The former accountant, who is a British citizen, resisted Usmanov’s diversification into technology investments, which began in 2008, using billionaire Yuri Milner’s DST funds.
“Moshiri also didn’t believe in the prospects for investments in Facebook and Groupon,” said Usmanov in an April 2012 phone interview with Bloomberg News.
His hesitation did not prevent Usmanov from allowing him the chance to participate, which has given Moshiri holdings through DST in publicly-traded Facebook Inc., Zynga Inc. and Groupon Inc., as well as other investments in a number of closely-held technology companies, including Twitter Inc.
USM did not disclose how much Moshiri and Skoch may have paid to make those investments, or their exact stakes.
The new holding company requires a revised method for the Bloomberg ranking to calculate the net worth for Usmanov and Moshiri, and established a valuation for Skoch’s fortune.
Prior to the transaction, Usmanov and Moshiri controlled half of Metalloinvest through Cyprus-based Gallagher Holdings Ltd., which has since been renamed USM Steel & Mining Group Ltd. That stake was combined with the 30 percent held by Skoch.
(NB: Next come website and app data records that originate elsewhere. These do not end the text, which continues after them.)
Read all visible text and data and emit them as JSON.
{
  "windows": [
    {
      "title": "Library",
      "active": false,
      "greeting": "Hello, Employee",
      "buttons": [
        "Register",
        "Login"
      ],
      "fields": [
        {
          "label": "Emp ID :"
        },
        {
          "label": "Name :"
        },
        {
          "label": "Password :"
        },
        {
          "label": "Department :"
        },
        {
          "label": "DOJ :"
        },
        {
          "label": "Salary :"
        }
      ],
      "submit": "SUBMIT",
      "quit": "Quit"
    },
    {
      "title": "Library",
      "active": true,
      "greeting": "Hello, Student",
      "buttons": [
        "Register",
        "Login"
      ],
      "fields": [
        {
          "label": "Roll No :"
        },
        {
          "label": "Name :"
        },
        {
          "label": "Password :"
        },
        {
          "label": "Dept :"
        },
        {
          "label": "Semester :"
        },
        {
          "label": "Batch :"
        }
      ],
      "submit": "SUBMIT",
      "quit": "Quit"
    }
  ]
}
The remaining 20 percent of Metalloinvest was bought back by the company from Moscow-based OAO VTB Bank at the end of 2012 through debt financing, consolidating all of the company under the control of USM.
Further details on the debt financing will be provided when Metalloinvest releases its earnings in April, the company said.
To contact the editor responsible for this story: Matthew G. Miller at firstname.lastname@example.org